Also, I'm trying to approach these issues from a global (i.e. the planet
Earth) standpoint, rather than from the point of view of any one country.
Certainly, different countries have different specific problems, but that
doesn't mean there can't be international standards and goals for education
and international programs to help individual countries achieve those goals
in spite of their problems. I'd like to know more about the status and level
of such efforts.
No doubt, bare literacy for most of the world's population would already be
a great accomplishment, so the level of most educational efforts might not be
that high. Also, it is reasonable to ask that there be special efforts in
areas relevant to people's needs (e.g. efforts to educate women in business
and economics as a way to help families or general health education as a way

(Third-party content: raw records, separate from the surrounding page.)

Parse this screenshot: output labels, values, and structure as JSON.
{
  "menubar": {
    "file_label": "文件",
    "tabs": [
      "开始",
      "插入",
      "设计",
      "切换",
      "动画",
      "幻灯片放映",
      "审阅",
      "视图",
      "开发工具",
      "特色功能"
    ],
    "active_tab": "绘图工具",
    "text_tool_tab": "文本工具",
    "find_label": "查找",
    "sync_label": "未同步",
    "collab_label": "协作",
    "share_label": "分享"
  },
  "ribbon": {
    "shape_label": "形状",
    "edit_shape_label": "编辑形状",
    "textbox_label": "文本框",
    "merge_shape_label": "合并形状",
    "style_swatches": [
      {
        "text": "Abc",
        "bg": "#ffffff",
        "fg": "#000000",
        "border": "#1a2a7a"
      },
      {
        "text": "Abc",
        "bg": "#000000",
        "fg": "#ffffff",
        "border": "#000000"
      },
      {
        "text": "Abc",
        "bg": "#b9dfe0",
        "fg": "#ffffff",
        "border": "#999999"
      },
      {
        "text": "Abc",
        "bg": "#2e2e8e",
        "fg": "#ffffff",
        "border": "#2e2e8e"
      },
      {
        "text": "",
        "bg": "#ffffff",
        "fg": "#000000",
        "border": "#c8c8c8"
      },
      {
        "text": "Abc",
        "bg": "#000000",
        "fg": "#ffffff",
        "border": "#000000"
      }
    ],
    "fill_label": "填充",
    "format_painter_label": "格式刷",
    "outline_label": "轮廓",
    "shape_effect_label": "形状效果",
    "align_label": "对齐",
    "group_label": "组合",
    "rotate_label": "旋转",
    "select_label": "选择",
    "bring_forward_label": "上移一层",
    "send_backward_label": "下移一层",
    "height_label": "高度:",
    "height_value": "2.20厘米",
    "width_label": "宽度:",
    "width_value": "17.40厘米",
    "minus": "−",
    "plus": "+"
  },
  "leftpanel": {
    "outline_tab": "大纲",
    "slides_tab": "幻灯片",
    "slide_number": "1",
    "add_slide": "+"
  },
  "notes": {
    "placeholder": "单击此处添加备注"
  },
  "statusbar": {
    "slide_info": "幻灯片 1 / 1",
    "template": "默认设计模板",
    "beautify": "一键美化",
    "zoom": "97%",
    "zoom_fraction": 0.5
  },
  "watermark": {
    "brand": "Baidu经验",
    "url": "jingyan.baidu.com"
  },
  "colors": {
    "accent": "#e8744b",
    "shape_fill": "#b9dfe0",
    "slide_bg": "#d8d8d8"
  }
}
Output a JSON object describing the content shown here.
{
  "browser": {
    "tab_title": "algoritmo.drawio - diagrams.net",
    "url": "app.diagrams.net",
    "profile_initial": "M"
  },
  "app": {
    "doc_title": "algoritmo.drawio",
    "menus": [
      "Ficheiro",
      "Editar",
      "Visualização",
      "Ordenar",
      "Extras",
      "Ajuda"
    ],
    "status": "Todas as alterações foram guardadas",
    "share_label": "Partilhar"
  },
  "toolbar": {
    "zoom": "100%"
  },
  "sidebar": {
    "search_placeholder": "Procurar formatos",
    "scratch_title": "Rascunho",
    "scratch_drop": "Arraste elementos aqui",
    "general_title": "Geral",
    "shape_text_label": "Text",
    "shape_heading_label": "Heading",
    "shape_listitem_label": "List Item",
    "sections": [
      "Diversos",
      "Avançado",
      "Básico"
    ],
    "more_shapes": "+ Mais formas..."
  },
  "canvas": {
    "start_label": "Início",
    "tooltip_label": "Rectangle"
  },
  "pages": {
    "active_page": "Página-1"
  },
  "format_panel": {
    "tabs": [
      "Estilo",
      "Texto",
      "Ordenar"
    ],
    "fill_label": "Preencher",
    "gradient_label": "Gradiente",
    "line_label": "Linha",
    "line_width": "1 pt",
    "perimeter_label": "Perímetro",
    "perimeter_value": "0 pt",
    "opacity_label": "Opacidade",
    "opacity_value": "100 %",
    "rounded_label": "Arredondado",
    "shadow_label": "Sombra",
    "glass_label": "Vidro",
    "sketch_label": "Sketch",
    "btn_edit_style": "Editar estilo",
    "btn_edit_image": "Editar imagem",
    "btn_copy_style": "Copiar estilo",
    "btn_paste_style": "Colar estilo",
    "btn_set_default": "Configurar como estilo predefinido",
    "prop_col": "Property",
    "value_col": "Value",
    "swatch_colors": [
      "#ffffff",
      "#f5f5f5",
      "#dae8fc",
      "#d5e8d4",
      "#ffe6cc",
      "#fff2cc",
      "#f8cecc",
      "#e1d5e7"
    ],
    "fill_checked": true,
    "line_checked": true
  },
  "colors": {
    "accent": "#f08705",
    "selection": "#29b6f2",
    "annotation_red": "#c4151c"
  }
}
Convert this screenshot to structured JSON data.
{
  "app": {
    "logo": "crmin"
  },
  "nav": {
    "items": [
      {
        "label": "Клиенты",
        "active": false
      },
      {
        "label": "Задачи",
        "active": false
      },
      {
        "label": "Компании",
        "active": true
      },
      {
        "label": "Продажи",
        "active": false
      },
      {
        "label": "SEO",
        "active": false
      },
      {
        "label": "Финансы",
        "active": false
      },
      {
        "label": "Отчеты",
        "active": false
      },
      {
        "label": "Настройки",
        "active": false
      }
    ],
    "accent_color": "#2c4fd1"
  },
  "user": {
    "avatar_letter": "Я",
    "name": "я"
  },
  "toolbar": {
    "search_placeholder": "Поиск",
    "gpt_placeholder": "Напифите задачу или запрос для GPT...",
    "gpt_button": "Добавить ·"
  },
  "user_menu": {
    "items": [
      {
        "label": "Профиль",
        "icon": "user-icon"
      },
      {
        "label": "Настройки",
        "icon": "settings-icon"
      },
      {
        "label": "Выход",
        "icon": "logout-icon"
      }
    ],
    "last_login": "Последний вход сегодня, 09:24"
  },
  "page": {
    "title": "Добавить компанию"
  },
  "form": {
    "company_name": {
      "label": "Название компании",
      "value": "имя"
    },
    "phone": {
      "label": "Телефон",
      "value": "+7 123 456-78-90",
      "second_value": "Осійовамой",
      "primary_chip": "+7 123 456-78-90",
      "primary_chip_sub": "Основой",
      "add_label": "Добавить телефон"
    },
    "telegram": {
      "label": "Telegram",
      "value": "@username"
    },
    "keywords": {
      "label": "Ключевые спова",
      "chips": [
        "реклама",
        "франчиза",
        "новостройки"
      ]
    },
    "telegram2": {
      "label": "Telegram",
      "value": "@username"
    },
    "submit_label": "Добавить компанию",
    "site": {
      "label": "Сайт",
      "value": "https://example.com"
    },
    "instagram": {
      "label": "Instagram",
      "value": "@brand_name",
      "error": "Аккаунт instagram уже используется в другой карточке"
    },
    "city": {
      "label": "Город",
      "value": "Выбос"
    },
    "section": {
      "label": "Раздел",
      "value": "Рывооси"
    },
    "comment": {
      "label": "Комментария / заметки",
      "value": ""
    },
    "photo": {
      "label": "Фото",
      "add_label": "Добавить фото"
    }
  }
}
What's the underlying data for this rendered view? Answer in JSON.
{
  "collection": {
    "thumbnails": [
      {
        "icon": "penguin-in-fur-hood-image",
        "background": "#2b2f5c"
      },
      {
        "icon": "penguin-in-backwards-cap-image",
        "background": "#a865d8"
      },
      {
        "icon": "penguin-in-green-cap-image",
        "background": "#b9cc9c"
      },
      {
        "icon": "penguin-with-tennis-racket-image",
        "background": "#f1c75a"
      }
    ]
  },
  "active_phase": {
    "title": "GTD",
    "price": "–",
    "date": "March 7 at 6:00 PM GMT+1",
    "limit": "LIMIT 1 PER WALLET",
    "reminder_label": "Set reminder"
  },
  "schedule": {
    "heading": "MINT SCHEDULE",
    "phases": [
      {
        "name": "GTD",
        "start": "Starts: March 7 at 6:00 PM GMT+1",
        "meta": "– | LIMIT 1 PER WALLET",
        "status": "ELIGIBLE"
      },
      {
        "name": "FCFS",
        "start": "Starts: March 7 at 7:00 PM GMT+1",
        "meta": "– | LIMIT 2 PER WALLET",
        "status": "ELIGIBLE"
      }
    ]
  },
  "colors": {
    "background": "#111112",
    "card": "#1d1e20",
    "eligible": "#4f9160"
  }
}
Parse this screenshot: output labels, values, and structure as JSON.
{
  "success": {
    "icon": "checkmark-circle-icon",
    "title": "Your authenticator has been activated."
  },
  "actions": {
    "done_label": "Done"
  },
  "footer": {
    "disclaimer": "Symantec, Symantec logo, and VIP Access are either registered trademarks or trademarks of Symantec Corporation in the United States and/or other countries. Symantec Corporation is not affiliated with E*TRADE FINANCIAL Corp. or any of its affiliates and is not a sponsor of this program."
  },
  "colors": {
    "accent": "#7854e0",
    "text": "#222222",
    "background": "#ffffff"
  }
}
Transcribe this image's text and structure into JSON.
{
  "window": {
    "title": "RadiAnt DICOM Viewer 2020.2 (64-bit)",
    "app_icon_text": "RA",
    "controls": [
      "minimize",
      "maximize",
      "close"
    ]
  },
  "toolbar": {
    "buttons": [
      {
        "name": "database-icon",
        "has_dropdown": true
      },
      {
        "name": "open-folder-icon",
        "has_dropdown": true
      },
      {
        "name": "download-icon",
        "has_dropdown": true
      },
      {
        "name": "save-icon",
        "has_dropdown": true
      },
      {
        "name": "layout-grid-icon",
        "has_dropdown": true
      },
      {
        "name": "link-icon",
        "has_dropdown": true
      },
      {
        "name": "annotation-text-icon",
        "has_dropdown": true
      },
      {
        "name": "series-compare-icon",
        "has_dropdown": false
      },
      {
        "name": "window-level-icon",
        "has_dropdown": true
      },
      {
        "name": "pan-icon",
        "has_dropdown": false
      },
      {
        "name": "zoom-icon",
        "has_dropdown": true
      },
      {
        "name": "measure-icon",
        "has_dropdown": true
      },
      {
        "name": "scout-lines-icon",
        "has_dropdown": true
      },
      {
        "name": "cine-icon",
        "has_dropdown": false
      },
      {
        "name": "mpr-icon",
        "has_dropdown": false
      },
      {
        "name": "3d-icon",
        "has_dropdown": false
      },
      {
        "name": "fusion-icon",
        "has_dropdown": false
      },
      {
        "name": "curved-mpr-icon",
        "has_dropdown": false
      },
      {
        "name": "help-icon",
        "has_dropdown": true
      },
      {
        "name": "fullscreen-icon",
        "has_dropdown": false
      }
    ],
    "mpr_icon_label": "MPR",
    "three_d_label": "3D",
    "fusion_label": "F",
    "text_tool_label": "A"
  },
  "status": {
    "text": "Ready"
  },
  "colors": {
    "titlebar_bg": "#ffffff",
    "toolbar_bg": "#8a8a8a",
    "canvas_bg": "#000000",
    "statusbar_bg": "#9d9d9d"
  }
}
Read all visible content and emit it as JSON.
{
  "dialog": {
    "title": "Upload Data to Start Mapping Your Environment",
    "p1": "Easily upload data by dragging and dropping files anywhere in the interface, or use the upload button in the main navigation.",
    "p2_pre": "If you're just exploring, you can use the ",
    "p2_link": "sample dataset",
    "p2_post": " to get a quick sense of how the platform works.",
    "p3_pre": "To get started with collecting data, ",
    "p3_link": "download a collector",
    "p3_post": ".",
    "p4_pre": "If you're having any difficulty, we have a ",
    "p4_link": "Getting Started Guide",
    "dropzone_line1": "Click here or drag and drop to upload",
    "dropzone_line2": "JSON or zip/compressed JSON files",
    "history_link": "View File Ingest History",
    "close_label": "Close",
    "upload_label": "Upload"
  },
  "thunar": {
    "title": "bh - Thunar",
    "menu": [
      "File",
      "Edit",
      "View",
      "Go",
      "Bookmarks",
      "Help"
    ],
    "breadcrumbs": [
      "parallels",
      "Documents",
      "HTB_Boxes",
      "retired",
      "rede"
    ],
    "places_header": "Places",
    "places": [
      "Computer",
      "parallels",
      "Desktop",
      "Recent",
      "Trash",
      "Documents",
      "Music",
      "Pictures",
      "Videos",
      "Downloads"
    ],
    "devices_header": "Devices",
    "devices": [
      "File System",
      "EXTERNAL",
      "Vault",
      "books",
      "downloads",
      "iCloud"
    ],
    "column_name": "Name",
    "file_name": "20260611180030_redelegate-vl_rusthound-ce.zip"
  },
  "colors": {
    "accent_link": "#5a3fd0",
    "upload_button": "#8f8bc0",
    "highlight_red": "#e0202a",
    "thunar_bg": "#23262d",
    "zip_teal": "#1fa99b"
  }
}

of controlling certain diseases). But the effort to provide more advanced
education receives a lot less attention and I really know nothing about it.
I think there is some interest in it. Probably more people are reading it
than are contributing to it. In addition to MF and myself, Bruce Hamilton and
Josh Halpern have contributed to this thread. Furthermore, I believe it
will have the desirable effect of making people better prepared for future
As a result of these discusssions, I've started reading the ISTEP books again,
as well as my various lab books. I always planned to go back to them, but
have been very distracted by other projects, which still have higher priority.
One of the issues I would like to focus on as I read these lab books is
to what extent the experiments can be carried out using ISTEP level equipment
and what remedies are available when they can't. This is consistent with my
long term goals in acquiring them in the first place, but now I have an
excuse to give them slightly higher priority.
Allan Adler [Only registered users see links. ]
* Disclaimer: I am a guest and *not* a member of the MIT Artificial *
* Intelligence Lab. My actions and comments do not reflect *
* in any way on MIT. Moreover, I am nowhere near the Boston *
* metropolitan area. *
Allan Adler <[Only registered users see links. ].mit.edu> wrote in message news:<[Only registered users see links. ].mit.edu>...
I would rather say, the students would refuse to wear them! They even
consider the lab-coat a burden perhaps mainly because of the
transportion problem (the department can not provide locker to atleast
500 hundred students. The buses in which they come to the Univeristy
are highly crowded, there a at least 70-60 peeople in a minibus, there
is no room standing in the buses. Very few can afford to bring their
own means of transportation. All the public Universities in Pakistan
do not allow the students to bring their cars,motorcylces or even
bicylces in their premises for security reasons. This action was taken
in mid 1980's when some students were killed in a political clash.
I don't think so. Someone told me that once the department tried to
provide bulb pipets to senior student but in the end very few bothered
to return the at the end of the semester. Hence the facility was
Perhaps goggles would not be the first priority of any department.
More important is the lack of books,modern instruments and trained
faculty. Foreign qualified teacher are soon going to retire in tow or
They simply opposed the fee hike.
Perhaps,there is a website "Chemical education in Pakistan" .It is
brief artilce which would give Allan Alder the required background of
what I am trying to convey. [Only registered users see links. ]